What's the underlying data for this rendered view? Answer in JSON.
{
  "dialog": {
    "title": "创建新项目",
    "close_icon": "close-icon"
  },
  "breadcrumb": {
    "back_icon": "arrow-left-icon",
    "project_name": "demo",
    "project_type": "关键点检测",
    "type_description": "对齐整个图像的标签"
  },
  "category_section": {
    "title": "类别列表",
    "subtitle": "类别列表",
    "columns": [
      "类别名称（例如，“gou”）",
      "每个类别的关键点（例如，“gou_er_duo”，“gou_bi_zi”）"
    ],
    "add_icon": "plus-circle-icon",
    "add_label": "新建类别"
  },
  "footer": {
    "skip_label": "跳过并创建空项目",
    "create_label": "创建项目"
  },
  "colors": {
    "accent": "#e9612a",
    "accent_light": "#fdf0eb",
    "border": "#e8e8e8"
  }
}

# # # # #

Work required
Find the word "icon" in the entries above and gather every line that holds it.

Task answer
    "close_icon": "close-icon"
    "back_icon": "arrow-left-icon",
    "add_icon": "plus-circle-icon",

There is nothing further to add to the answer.